Related: Read the transcript of a Maclean’s panel about women in Canadian politics

Earlier this month, Women’s Equality hosted their first fundraiser at Conway Hall in London, which sold out in a day. Four hundred people—nearly all women, with a smattering of men—paid $50 each to watch Toksvig perform a stand-up set on the history of women’s equality. Afterward, Mayer and Toksvig outlined the party’s basic platform, which is to focus on equal representation for women in politics, business and education, as well as equal treatment of women in media, equal parenting rights, equal pay and an end to violence against women.

The party will have its official launch next September, and there have been strong rumours that Toksvig will announce her bid for London mayor on or around that time. “I can’t be worse than Boris,” she joked at the fundraiser, further fuelling the speculation.

In an interview, Mayer tells Maclean’s that the party aims to run candidates in the 2020 election and that it is actually not a single-issue party despite the single-issue name. “We will promote our objectives with a laser-like focus and win because we are building the broadest of support bases,” she said. “We aim to galvanize people—yes, very much including men—from all walks of life, ages, backgrounds, ethnicities, beliefs and experiences, because equality is better for everyone.”

There are other examples of similar parties around the world. Sweden’s Feminist Party, for instance, has one member in the European Parliament and just five per cent of the vote, but has “significantly shifted the national discourse,” Moore notes. In 2014, a Women’s Equality Party was launched in New York, founded, oddly enough, by Gov. Andrew Cuomo.

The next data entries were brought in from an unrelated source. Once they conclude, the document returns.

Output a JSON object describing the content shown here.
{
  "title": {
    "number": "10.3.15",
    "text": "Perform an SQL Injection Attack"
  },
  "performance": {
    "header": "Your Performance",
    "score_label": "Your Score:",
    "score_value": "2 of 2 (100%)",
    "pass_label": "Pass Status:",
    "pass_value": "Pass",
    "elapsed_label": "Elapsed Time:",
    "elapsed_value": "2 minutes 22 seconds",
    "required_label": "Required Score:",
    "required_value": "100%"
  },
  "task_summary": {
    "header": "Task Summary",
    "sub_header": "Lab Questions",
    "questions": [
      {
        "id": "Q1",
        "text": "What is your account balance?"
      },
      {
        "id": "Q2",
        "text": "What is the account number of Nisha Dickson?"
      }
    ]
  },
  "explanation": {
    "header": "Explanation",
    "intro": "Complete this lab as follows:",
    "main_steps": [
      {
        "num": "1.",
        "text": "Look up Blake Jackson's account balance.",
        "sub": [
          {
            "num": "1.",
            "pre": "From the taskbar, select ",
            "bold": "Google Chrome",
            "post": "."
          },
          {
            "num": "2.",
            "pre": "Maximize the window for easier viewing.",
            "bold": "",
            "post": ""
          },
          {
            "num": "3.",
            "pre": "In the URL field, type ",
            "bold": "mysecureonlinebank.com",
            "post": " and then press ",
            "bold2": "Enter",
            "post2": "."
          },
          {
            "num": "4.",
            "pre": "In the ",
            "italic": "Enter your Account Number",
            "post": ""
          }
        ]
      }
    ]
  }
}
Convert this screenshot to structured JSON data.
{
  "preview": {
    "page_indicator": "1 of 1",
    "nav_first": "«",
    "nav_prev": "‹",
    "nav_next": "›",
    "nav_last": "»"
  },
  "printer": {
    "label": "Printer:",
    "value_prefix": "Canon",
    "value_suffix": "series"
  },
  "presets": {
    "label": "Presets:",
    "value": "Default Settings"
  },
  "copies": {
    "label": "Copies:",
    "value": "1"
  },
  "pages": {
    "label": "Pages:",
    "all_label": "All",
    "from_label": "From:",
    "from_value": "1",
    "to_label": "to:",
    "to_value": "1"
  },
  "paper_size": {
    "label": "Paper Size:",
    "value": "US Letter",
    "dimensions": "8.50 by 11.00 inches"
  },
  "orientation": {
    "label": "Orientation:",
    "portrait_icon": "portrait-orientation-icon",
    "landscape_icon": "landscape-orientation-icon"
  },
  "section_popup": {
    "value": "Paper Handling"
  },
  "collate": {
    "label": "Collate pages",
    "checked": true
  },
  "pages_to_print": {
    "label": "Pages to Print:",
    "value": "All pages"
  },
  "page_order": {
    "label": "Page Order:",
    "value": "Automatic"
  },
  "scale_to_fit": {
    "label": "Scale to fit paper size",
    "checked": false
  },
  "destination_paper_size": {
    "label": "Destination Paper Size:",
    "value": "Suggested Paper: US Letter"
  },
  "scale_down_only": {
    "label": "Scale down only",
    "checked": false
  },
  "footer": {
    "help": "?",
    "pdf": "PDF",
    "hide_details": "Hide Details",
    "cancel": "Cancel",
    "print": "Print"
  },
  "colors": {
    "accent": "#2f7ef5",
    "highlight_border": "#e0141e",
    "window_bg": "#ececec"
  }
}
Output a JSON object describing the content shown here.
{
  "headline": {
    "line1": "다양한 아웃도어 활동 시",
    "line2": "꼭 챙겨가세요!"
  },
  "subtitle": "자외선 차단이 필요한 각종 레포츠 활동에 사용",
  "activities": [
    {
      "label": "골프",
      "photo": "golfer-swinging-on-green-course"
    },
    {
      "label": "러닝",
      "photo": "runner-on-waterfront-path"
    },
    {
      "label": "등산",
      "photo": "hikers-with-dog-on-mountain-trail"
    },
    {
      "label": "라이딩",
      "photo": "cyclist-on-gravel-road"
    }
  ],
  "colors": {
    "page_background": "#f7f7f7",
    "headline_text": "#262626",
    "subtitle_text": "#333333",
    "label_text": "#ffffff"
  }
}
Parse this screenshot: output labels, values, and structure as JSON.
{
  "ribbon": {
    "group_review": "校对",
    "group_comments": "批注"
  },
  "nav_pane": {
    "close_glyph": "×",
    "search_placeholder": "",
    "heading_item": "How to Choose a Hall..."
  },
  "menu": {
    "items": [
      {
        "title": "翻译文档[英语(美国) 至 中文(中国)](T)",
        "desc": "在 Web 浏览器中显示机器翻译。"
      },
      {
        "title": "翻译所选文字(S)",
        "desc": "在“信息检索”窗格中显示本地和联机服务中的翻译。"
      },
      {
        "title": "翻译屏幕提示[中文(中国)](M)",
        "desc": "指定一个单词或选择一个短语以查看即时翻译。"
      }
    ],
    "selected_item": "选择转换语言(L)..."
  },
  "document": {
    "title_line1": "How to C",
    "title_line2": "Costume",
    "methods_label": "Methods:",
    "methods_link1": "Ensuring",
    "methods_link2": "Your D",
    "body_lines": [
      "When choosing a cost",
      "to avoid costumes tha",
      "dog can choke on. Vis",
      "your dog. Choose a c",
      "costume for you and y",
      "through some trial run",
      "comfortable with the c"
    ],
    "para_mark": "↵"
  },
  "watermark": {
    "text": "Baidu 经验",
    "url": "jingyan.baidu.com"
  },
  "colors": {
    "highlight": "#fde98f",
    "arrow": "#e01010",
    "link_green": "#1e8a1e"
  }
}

Organizers are eager to suggest that the WE is non-partisan, wholly inclusive and has no alliances with any of the major political parties, but naturally not everyone is delighted by the idea. There has been eye-rolling from the expected socially conservative corners and Toksvig told an audience at last month’s Hay on Wye festival that “the trolls are out,” spewing abuse against her and the party on social media.

Kate Maltby, a blogger for the Telegraph, claimed the idea would “ruin feminism” as she knew it, and imperil the advancement of women’s rights by fragmenting the British electorate even further. “Moore’s vision of a major feminist party in Parliament is a trivial fantasy,” she wrote, “but what makes it a nightmare for me is a glimpse of a world in which feminists don’t bother to join the real parties.”

But Moore, for her part, is unfazed by such criticism. The real issue, she says, is greasing the wheels of social progress, which have been creaking along for decades on the issues she’s most passionate about. “We can’t wait for the system to adjust itself; it’s taking too long. We have to push it, and if we have to do it the only way the major parties understand—by taking their votes—then that’s exactly what we’ll do.”